Children and youth treated for ADHD are more likely to come into contact with the juvenile justice system than their non-ADHD counterparts, according to new research from the Telethon Kids Institute, Western Australia.
Researchers found that both boys and girls with ADHD were more than twice as likely to receive a Community Correction Order and three times more likely to be in detention than kids without ADHD.
Using de-identified linked data from Western Australian population databases, the researchers compared the records of nearly 13,000 non-Aboriginal boys and girls aged 10-21 with ADHD, to nearly 30,000 without ADHD.
Only a small proportion of children, 8% of boys and 1% of girls with ADHD, had a Community Correction Order and even fewer had been in detention (1%), but both these justice encounters were more common than for children without ADHD.
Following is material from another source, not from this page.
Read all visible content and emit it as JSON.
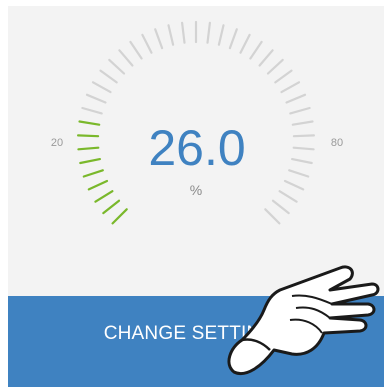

‘Our work clearly shows that children with ADHD are more vulnerable, and raises the question of whether early diagnosis and management of children and youth with ADHD may help reduce their over-representation within the juvenile justice system,’ explained lead author Professor Desiree Silva. The full study was published in The Lancet Psychiatry.